**WHAT THE EXERCISE ASKS:** Your answer is to be every line of the material that includes the string "placeholder".

**INFORMATION GIVEN:**
※

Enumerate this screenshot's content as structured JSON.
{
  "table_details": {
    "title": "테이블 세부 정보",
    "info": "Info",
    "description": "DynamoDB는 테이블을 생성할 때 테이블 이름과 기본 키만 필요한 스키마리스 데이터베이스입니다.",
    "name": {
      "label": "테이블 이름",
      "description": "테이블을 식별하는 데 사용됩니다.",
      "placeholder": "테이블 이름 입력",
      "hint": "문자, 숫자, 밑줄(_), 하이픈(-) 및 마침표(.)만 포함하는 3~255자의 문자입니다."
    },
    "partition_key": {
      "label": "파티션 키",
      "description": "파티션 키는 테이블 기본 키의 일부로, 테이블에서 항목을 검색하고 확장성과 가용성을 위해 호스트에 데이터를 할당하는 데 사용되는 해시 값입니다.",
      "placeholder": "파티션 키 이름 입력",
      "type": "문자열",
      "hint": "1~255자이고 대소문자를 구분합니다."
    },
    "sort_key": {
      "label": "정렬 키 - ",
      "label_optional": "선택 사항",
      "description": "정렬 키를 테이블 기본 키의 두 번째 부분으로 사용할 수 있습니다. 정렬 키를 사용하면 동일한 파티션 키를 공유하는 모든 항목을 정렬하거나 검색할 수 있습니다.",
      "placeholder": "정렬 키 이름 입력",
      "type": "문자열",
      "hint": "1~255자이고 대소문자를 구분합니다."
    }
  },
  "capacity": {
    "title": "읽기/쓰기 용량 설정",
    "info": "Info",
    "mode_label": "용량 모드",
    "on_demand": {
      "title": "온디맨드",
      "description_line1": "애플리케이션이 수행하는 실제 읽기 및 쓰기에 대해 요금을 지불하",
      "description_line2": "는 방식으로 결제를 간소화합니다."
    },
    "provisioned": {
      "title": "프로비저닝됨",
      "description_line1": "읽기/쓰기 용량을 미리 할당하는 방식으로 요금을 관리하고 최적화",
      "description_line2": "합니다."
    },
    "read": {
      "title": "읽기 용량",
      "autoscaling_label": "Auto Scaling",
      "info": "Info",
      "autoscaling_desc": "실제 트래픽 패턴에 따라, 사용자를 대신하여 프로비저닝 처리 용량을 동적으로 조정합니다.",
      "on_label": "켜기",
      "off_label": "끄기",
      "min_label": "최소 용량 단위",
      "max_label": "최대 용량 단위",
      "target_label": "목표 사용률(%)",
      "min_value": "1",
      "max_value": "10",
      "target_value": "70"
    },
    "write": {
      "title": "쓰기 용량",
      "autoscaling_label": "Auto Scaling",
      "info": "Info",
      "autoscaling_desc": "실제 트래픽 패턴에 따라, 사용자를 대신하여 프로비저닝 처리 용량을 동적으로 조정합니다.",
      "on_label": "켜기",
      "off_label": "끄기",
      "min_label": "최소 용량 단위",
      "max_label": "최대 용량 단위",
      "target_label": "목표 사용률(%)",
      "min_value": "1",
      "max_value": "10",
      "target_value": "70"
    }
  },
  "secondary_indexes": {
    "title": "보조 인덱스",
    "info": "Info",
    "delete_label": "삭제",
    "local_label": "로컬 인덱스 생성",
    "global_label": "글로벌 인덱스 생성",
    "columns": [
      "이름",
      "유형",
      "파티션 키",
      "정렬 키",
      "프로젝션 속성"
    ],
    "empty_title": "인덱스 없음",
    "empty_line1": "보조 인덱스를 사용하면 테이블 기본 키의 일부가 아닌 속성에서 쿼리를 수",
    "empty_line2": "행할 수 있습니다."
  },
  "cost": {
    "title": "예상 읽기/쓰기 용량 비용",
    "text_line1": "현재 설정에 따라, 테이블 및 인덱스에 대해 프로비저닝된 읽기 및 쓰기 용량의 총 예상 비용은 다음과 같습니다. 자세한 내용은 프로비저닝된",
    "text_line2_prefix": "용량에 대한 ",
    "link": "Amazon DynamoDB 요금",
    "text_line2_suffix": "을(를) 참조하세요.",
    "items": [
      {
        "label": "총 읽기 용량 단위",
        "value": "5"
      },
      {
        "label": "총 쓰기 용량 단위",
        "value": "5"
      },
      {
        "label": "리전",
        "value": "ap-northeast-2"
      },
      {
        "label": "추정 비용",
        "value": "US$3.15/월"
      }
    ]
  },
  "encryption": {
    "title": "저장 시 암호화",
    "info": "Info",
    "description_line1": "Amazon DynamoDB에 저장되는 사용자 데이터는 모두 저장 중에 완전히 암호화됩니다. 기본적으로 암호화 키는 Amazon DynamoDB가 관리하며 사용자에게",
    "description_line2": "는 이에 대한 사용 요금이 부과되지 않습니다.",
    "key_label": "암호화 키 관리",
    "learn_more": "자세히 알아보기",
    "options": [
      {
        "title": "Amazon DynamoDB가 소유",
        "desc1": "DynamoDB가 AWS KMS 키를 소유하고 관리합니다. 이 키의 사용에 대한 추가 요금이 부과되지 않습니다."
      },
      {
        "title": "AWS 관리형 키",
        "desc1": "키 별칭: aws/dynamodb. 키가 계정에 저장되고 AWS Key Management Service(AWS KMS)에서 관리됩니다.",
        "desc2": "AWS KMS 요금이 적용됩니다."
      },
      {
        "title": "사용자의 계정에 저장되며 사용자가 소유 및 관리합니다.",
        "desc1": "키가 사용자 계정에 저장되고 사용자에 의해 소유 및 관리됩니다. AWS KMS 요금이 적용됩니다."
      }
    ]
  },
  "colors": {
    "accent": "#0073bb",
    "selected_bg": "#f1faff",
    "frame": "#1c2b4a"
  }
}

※

**EXERCISE RESPONSE:**
      "placeholder": "테이블 이름 입력",
      "placeholder": "파티션 키 이름 입력",
      "placeholder": "정렬 키 이름 입력",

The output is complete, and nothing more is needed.